Possible interpretations that I'd like for you to weigh in on:

-We have the same amount it's just that humans have them closer to the exit of the nose.  Possibly because we have dextrous fingers? :)

-We have more because we lack turbinates. And why is that?  Our ancestral need to distance walk/run?  What does that say about our evolutionary climate? 

-Does it say anything about the specific evolutionary environment from which we come?  High dust desert?  High bug zone?

-Is it because we have a dry nose and less need to track by nose?

What other possibility I haven't thought about?

Other animals have nose hairs, we are not special in that regard. The amount varies, but I couldn't say anything about how much exactly.

We don't lack turbinates. We have three sets, an inferior, middle, and superior.

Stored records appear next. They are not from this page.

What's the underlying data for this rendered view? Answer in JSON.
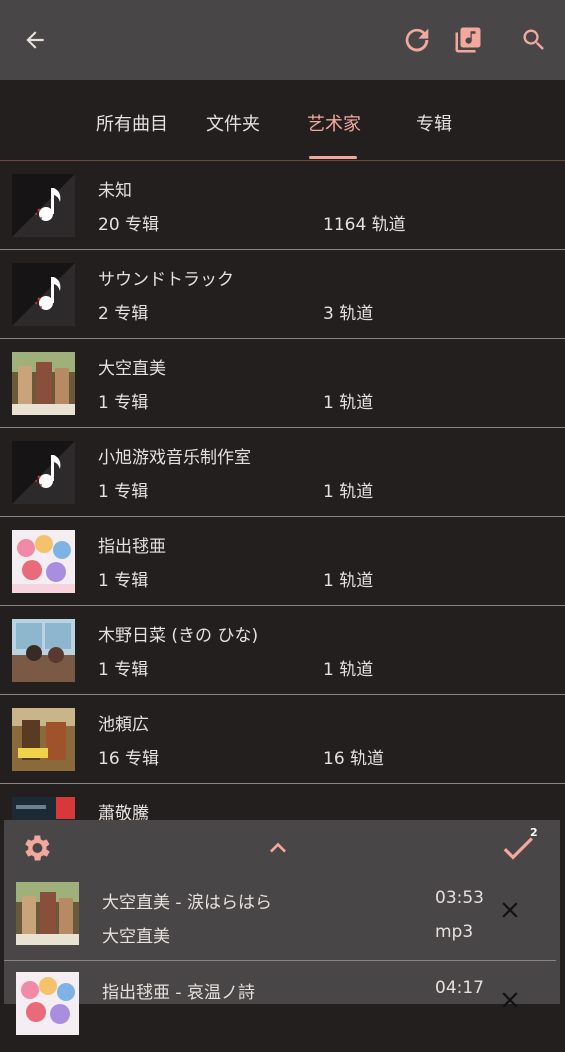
{
  "header": {
    "back_icon": "arrow-left-icon",
    "refresh_icon": "refresh-icon",
    "library_icon": "music-library-icon",
    "search_icon": "search-icon"
  },
  "tabs": [
    {
      "label": "所有曲目"
    },
    {
      "label": "文件夹"
    },
    {
      "label": "艺术家"
    },
    {
      "label": "专辑"
    }
  ],
  "active_tab": "艺术家",
  "artists": [
    {
      "name": "未知",
      "albums": "20 专辑",
      "tracks": "1164 轨道",
      "art": "music-note-placeholder"
    },
    {
      "name": "サウンドトラック",
      "albums": "2 专辑",
      "tracks": "3 轨道",
      "art": "music-note-placeholder"
    },
    {
      "name": "大空直美",
      "albums": "1 专辑",
      "tracks": "1 轨道",
      "art": "album-art"
    },
    {
      "name": "小旭游戏音乐制作室",
      "albums": "1 专辑",
      "tracks": "1 轨道",
      "art": "music-note-placeholder"
    },
    {
      "name": "指出毬亜",
      "albums": "1 专辑",
      "tracks": "1 轨道",
      "art": "album-art"
    },
    {
      "name": "木野日菜 (きの ひな)",
      "albums": "1 专辑",
      "tracks": "1 轨道",
      "art": "album-art"
    },
    {
      "name": "池頼広",
      "albums": "16 专辑",
      "tracks": "16 轨道",
      "art": "album-art"
    },
    {
      "name": "蕭敬騰",
      "albums": "",
      "tracks": "",
      "art": "album-art"
    }
  ],
  "queue_panel": {
    "settings_icon": "gear-icon",
    "expand_icon": "chevron-up-icon",
    "confirm_icon": "checkmark-icon",
    "badge": "2",
    "items": [
      {
        "title": "大空直美 - 涙はらはら",
        "artist": "大空直美",
        "duration": "03:53",
        "format": "mp3"
      },
      {
        "title": "指出毬亜 - 哀温ノ詩",
        "artist": "",
        "duration": "04:17",
        "format": ""
      }
    ]
  },
  "colors": {
    "accent": "#f2a89c",
    "background": "#231f1f",
    "bar": "#484646"
  }
}
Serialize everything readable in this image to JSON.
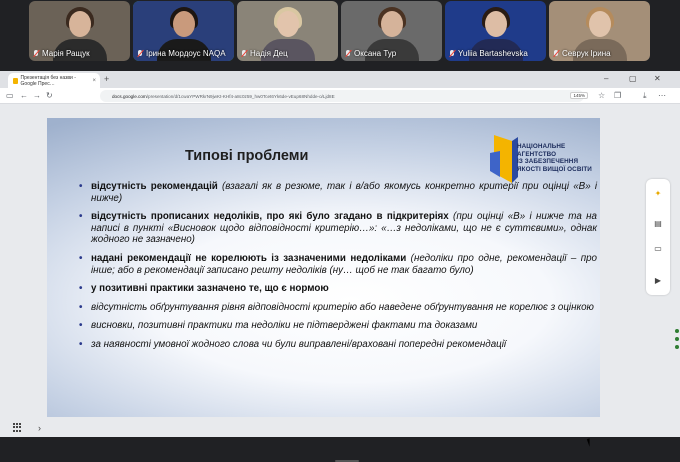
{
  "participants": [
    {
      "name": "Марія Ращук",
      "muted": true,
      "bg": "#6b6257",
      "skin": "#d7b49a",
      "hair": "#3b2a1f",
      "shirt": "#2b2b2b"
    },
    {
      "name": "Ірина Мордоус NAQA",
      "muted": true,
      "active": true,
      "bg": "#2a3f7a",
      "skin": "#c99a7c",
      "hair": "#1e1611",
      "shirt": "#1a1a1a"
    },
    {
      "name": "Надія Дец",
      "muted": true,
      "bg": "#8a8478",
      "skin": "#e2c4ac",
      "hair": "#d9c7a2",
      "shirt": "#5a5560"
    },
    {
      "name": "Оксана Тур",
      "muted": true,
      "bg": "#6a6a6a",
      "skin": "#d5b39a",
      "hair": "#4a3222",
      "shirt": "#3a3a3a"
    },
    {
      "name": "Yuliia Bartashevska",
      "muted": true,
      "bg": "#1f3b8a",
      "skin": "#ddbda5",
      "hair": "#2a1c14",
      "shirt": "#222a55"
    },
    {
      "name": "Севрук Ірина",
      "muted": true,
      "bg": "#a48f78",
      "skin": "#e0c3ab",
      "hair": "#b58b5c",
      "shirt": "#7a6a5a"
    }
  ],
  "browser": {
    "tab_title": "Презентація без назви - Google Прес…",
    "url_host": "docs.google.com",
    "url_path": "/presentation/d/1cwaYPWRkrN9jwKt-KHf4-a8c0z59_hw0Tcet6Yk6de-vEup68Nhdde-o/Ljd8E",
    "zoom": "145%"
  },
  "slide": {
    "title": "Типові проблеми",
    "logo_lines": [
      "НАЦІОНАЛЬНЕ",
      "АГЕНТСТВО",
      "ІЗ ЗАБЕЗПЕЧЕННЯ",
      "ЯКОСТІ ВИЩОЇ ОСВІТИ"
    ],
    "bullets": [
      {
        "bold": "відсутність рекомендацій",
        "italic": " (взагалі як в резюме, так і в/або якомусь конкретно критерії при оцінці «В» і нижче)"
      },
      {
        "bold": "відсутність прописаних недоліків, про які було згадано в підкритеріях",
        "italic": " (при оцінці «В» і нижче та на написі в пункті «Висновок щодо відповідності критерію…»: «…з недоліками, що не є суттєвими», однак жодного не зазначено)"
      },
      {
        "bold": "надані рекомендації не корелюють із зазначеними недоліками",
        "italic": " (недоліки про одне, рекомендації – про інше; або в рекомендації записано решту недоліків (ну… щоб не так багато було)"
      },
      {
        "bold": "у позитивні практики зазначено те, що є нормою",
        "italic": ""
      },
      {
        "bold": "",
        "italic": "відсутність обґрунтування рівня відповідності критерію або наведене обґрунтування не корелює з оцінкою"
      },
      {
        "bold": "",
        "italic": "висновки, позитивні практики та недоліки не підтверджені фактами та доказами"
      },
      {
        "bold": "",
        "italic": "за наявності умовної жодного слова чи були виправлені/враховані попередні рекомендації"
      }
    ]
  }
}
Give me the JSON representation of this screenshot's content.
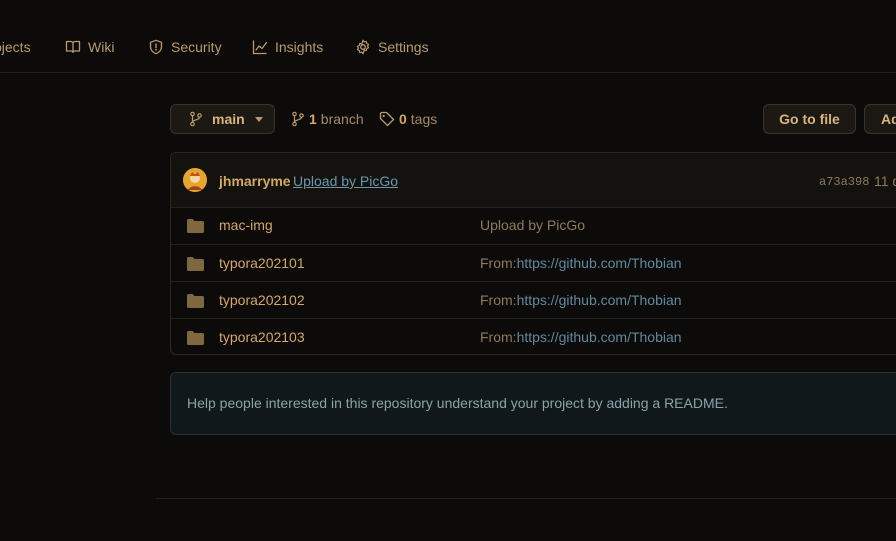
{
  "nav": {
    "items": [
      {
        "label": "ojects",
        "icon": "projects-icon"
      },
      {
        "label": "Wiki",
        "icon": "book-icon"
      },
      {
        "label": "Security",
        "icon": "shield-icon"
      },
      {
        "label": "Insights",
        "icon": "graph-icon"
      },
      {
        "label": "Settings",
        "icon": "gear-icon"
      }
    ]
  },
  "controls": {
    "branch_button": "main",
    "branch_count": "1",
    "branch_word": "branch",
    "tags_count": "0",
    "tags_word": "tags",
    "go_to_file": "Go to file",
    "add_file": "Ad"
  },
  "commit": {
    "author": "jhmarryme",
    "message": "Upload by PicGo",
    "hash": "a73a398",
    "time": "11 d"
  },
  "files": [
    {
      "name": "mac-img",
      "msg_prefix": "Upload by PicGo",
      "msg_link": ""
    },
    {
      "name": "typora202101",
      "msg_prefix": "From:",
      "msg_link": "https://github.com/Thobian"
    },
    {
      "name": "typora202102",
      "msg_prefix": "From:",
      "msg_link": "https://github.com/Thobian"
    },
    {
      "name": "typora202103",
      "msg_prefix": "From:",
      "msg_link": "https://github.com/Thobian"
    }
  ],
  "readme_hint": "Help people interested in this repository understand your project by adding a README.",
  "colors": {
    "background": "#0c0b09",
    "accent": "#d4a866",
    "link": "#5f8aa0"
  }
}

They are not as well developed as in some others, like say dogs and seals, but we have them and they are very important in helpig us to limit water loss through our nasal passages and to a small degree in helping to cool the brain (ok, only by about half to one degree, but still).

Most people think we evolved in a more open, drier climate, which was probably dusty, so it is possible we were selected for bushier noses than our more forest-bred ape relatives, but I don't know of any real studies on that.